*Instructions for the task*. Find each line below where the word "this" occurs, and copy it.

*Provided information*.
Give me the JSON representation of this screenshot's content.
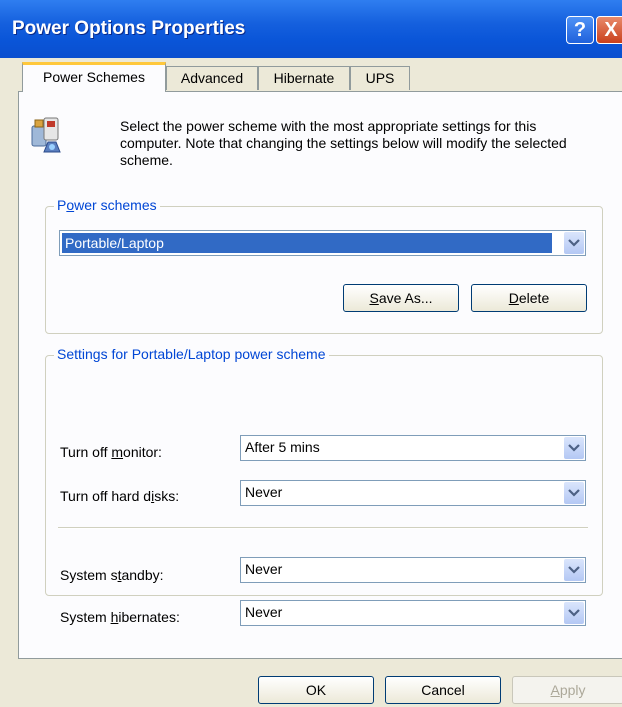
{
  "window": {
    "title": "Power Options Properties",
    "help_glyph": "?",
    "close_glyph": "X"
  },
  "tabs": [
    {
      "label": "Power Schemes",
      "active": true
    },
    {
      "label": "Advanced",
      "active": false
    },
    {
      "label": "Hibernate",
      "active": false
    },
    {
      "label": "UPS",
      "active": false
    }
  ],
  "description": "Select the power scheme with the most appropriate settings for this computer. Note that changing the settings below will modify the selected scheme.",
  "icon": "power-scheme-icon",
  "power_schemes": {
    "legend_pre": "P",
    "legend_key": "o",
    "legend_post": "wer schemes",
    "selected": "Portable/Laptop",
    "save_as_key": "S",
    "save_as_rest": "ave As...",
    "delete_key": "D",
    "delete_rest": "elete"
  },
  "settings": {
    "legend": "Settings for Portable/Laptop power scheme",
    "monitor": {
      "label_pre": "Turn off ",
      "label_key": "m",
      "label_post": "onitor:",
      "value": "After 5 mins"
    },
    "disks": {
      "label_pre": "Turn off hard d",
      "label_key": "i",
      "label_post": "sks:",
      "value": "Never"
    },
    "standby": {
      "label_pre": "System s",
      "label_key": "t",
      "label_post": "andby:",
      "value": "Never"
    },
    "hibernates": {
      "label_pre": "System ",
      "label_key": "h",
      "label_post": "ibernates:",
      "value": "Never"
    }
  },
  "dialog_buttons": {
    "ok": "OK",
    "cancel": "Cancel",
    "apply_key": "A",
    "apply_rest": "pply"
  },
  "colors": {
    "titlebar": "#0a55d8",
    "group_legend": "#0046d5",
    "selection": "#316ac5",
    "active_tab_accent": "#ffc83c"
  }
}
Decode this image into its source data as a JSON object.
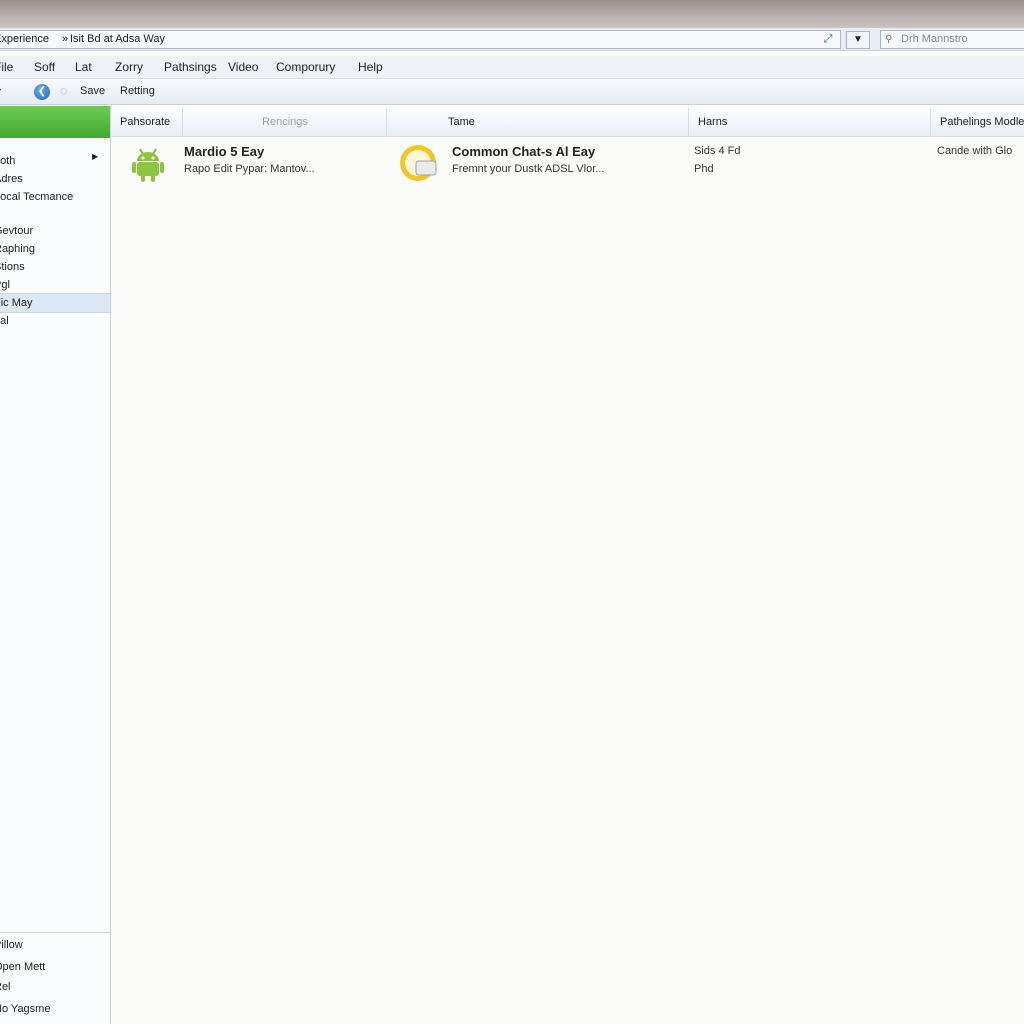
{
  "address": {
    "path": "Experience",
    "separator": "»",
    "location": "Isit Bd at Adsa Way",
    "refresh_icon": "refresh-icon",
    "dropdown_icon": "chevron-down-icon",
    "search_placeholder": "Drh Mannstro"
  },
  "menu": [
    "File",
    "Soff",
    "Lat",
    "Zorry",
    "Pathsings",
    "Video",
    "Comporury",
    "Help"
  ],
  "toolbar": {
    "save_label": "Save",
    "settings_label": "Retting"
  },
  "sidebar": {
    "items": [
      "Loth",
      "Adres",
      "Local Tecmance",
      "Gevtour",
      "Raphing",
      "Stions",
      "Pgl",
      "Fic May",
      "Ital"
    ],
    "selected_index": 7,
    "bottom_items": [
      "Pillow",
      "Open Mett",
      "Rel",
      "No Yagsme"
    ]
  },
  "columns": [
    "Pahsorate",
    "Rencings",
    "Tame",
    "Harns",
    "Pathelings Modle"
  ],
  "rows": [
    {
      "icon": "android-icon",
      "title": "Mardio 5 Eay",
      "subtitle": "Rapo Edit Pypar: Mantov...",
      "icon2": "chat-bubble-icon",
      "title2": "Common Chat-s Al Eay",
      "subtitle2": "Fremnt your Dustk ADSL Vlor...",
      "harns_line1": "Sids 4 Fd",
      "harns_line2": "Phd",
      "modle": "Cande with Glo"
    }
  ],
  "colors": {
    "accent_green": "#4caf37",
    "selection_blue": "#dde8f5"
  }
}
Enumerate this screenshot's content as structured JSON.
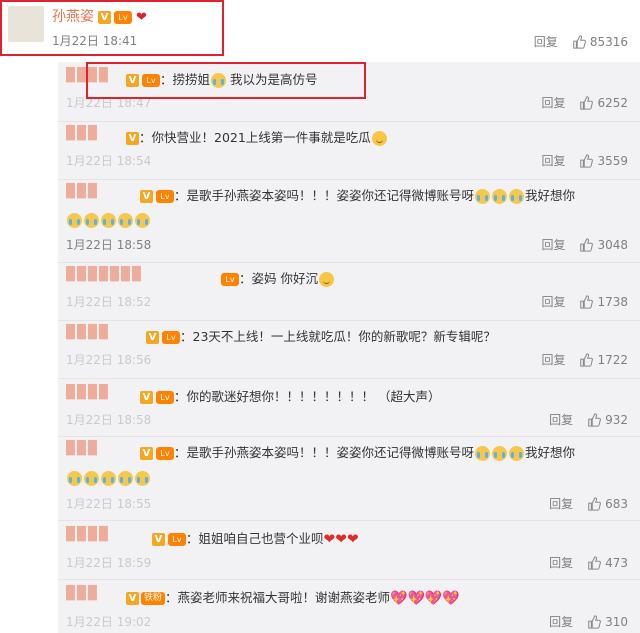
{
  "main": {
    "author": "孙燕姿",
    "verified": "V",
    "level": "Lv",
    "time": "1月22日 18:41",
    "reply_label": "回复",
    "likes": "85316"
  },
  "replies": [
    {
      "user": "",
      "text": "：捞捞姐",
      "text2": "我以为是高仿号",
      "time": "1月22日 18:47",
      "likes": "6252"
    },
    {
      "user": "",
      "text": "：你快营业！2021上线第一件事就是吃瓜",
      "time": "1月22日 18:54",
      "likes": "3559"
    },
    {
      "user": "",
      "text": "：是歌手孙燕姿本姿吗！！！姿姿你还记得微博账号呀",
      "text2": "我好想你",
      "time": "1月22日 18:58",
      "likes": "3048"
    },
    {
      "user": "",
      "text": "：姿妈 你好沉",
      "time": "1月22日 18:52",
      "likes": "1738"
    },
    {
      "user": "",
      "text": "：23天不上线！一上线就吃瓜！你的新歌呢？新专辑呢？",
      "time": "1月22日 18:56",
      "likes": "1722"
    },
    {
      "user": "",
      "text": "：你的歌迷好想你！！！！！！！！ （超大声）",
      "time": "1月22日 18:58",
      "likes": "932"
    },
    {
      "user": "",
      "text": "：是歌手孙燕姿本姿吗！！！姿姿你还记得微博账号呀",
      "text2": "我好想你",
      "time": "1月22日 18:55",
      "likes": "683"
    },
    {
      "user": "",
      "text": "：姐姐咱自己也营个业呗",
      "time": "1月22日 18:59",
      "likes": "473"
    },
    {
      "user": "",
      "text": "：燕姿老师来祝福大哥啦！谢谢燕姿老师",
      "fan": "铁粉",
      "time": "1月22日 19:02",
      "likes": "310"
    }
  ],
  "colors": {
    "accent": "#eb7350",
    "highlight_box": "#e0212e",
    "sub_bg": "#f2f2f5"
  }
}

*Exercise response*.
Give me the JSON representation of this screenshot's content.
  "description": "Select the power scheme with the most appropriate settings for this computer. Note that changing the settings below will modify the selected scheme.",
Decode this image into its source data as a JSON object.
Enumerate this screenshot's content as structured JSON.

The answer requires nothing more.